⟨

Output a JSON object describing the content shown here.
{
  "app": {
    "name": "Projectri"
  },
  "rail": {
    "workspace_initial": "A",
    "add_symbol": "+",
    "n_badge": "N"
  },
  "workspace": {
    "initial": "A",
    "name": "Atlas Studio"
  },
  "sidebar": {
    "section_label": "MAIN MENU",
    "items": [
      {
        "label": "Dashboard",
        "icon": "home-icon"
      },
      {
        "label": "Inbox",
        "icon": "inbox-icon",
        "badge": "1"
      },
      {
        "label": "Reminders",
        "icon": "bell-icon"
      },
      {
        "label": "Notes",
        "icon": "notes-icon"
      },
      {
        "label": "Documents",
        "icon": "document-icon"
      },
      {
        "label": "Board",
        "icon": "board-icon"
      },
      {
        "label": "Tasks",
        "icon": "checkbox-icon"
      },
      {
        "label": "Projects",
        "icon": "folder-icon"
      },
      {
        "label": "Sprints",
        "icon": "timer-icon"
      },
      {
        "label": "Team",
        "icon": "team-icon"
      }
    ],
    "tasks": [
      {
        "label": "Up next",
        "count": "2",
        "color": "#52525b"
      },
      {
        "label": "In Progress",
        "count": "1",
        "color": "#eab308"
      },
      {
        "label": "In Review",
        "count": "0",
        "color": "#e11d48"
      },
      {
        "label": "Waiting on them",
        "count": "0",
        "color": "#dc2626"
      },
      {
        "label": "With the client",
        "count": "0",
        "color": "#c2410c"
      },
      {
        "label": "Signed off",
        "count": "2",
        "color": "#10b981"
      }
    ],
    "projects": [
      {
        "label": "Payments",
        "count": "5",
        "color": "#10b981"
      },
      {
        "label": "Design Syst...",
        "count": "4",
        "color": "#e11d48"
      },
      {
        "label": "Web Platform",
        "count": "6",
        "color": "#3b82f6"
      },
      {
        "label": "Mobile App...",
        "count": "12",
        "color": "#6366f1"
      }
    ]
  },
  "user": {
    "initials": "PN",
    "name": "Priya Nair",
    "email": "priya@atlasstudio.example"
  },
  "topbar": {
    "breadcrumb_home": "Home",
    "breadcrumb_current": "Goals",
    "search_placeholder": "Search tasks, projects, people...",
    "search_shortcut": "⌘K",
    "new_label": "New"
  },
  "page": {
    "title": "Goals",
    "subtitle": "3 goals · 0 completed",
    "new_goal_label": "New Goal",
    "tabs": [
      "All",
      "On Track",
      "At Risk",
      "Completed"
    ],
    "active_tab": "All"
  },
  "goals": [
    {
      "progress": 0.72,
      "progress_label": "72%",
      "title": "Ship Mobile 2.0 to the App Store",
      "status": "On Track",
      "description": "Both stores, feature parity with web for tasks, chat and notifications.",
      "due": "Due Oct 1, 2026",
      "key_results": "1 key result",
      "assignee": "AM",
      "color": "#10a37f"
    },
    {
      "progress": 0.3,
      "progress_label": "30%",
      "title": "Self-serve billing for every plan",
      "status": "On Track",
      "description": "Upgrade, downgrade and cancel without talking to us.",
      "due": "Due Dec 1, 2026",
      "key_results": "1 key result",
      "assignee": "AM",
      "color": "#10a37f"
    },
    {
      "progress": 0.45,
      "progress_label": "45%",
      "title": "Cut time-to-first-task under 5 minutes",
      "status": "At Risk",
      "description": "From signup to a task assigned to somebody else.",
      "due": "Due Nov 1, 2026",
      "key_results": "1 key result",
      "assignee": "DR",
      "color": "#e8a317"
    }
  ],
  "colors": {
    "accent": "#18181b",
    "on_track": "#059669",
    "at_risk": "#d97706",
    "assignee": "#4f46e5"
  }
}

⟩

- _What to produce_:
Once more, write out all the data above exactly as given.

- _Expected answer_:
Output a JSON object describing the content shown here.
{
  "app": {
    "name": "Projectri"
  },
  "rail": {
    "workspace_initial": "A",
    "add_symbol": "+",
    "n_badge": "N"
  },
  "workspace": {
    "initial": "A",
    "name": "Atlas Studio"
  },
  "sidebar": {
    "section_label": "MAIN MENU",
    "items": [
      {
        "label": "Dashboard",
        "icon": "home-icon"
      },
      {
        "label": "Inbox",
        "icon": "inbox-icon",
        "badge": "1"
      },
      {
        "label": "Reminders",
        "icon": "bell-icon"
      },
      {
        "label": "Notes",
        "icon": "notes-icon"
      },
      {
        "label": "Documents",
        "icon": "document-icon"
      },
      {
        "label": "Board",
        "icon": "board-icon"
      },
      {
        "label": "Tasks",
        "icon": "checkbox-icon"
      },
      {
        "label": "Projects",
        "icon": "folder-icon"
      },
      {
        "label": "Sprints",
        "icon": "timer-icon"
      },
      {
        "label": "Team",
        "icon": "team-icon"
      }
    ],
    "tasks": [
      {
        "label": "Up next",
        "count": "2",
        "color": "#52525b"
      },
      {
        "label": "In Progress",
        "count": "1",
        "color": "#eab308"
      },
      {
        "label": "In Review",
        "count": "0",
        "color": "#e11d48"
      },
      {
        "label": "Waiting on them",
        "count": "0",
        "color": "#dc2626"
      },
      {
        "label": "With the client",
        "count": "0",
        "color": "#c2410c"
      },
      {
        "label": "Signed off",
        "count": "2",
        "color": "#10b981"
      }
    ],
    "projects": [
      {
        "label": "Payments",
        "count": "5",
        "color": "#10b981"
      },
      {
        "label": "Design Syst...",
        "count": "4",
        "color": "#e11d48"
      },
      {
        "label": "Web Platform",
        "count": "6",
        "color": "#3b82f6"
      },
      {
        "label": "Mobile App...",
        "count": "12",
        "color": "#6366f1"
      }
    ]
  },
  "user": {
    "initials": "PN",
    "name": "Priya Nair",
    "email": "priya@atlasstudio.example"
  },
  "topbar": {
    "breadcrumb_home": "Home",
    "breadcrumb_current": "Goals",
    "search_placeholder": "Search tasks, projects, people...",
    "search_shortcut": "⌘K",
    "new_label": "New"
  },
  "page": {
    "title": "Goals",
    "subtitle": "3 goals · 0 completed",
    "new_goal_label": "New Goal",
    "tabs": [
      "All",
      "On Track",
      "At Risk",
      "Completed"
    ],
    "active_tab": "All"
  },
  "goals": [
    {
      "progress": 0.72,
      "progress_label": "72%",
      "title": "Ship Mobile 2.0 to the App Store",
      "status": "On Track",
      "description": "Both stores, feature parity with web for tasks, chat and notifications.",
      "due": "Due Oct 1, 2026",
      "key_results": "1 key result",
      "assignee": "AM",
      "color": "#10a37f"
    },
    {
      "progress": 0.3,
      "progress_label": "30%",
      "title": "Self-serve billing for every plan",
      "status": "On Track",
      "description": "Upgrade, downgrade and cancel without talking to us.",
      "due": "Due Dec 1, 2026",
      "key_results": "1 key result",
      "assignee": "AM",
      "color": "#10a37f"
    },
    {
      "progress": 0.45,
      "progress_label": "45%",
      "title": "Cut time-to-first-task under 5 minutes",
      "status": "At Risk",
      "description": "From signup to a task assigned to somebody else.",
      "due": "Due Nov 1, 2026",
      "key_results": "1 key result",
      "assignee": "DR",
      "color": "#e8a317"
    }
  ],
  "colors": {
    "accent": "#18181b",
    "on_track": "#059669",
    "at_risk": "#d97706",
    "assignee": "#4f46e5"
  }
}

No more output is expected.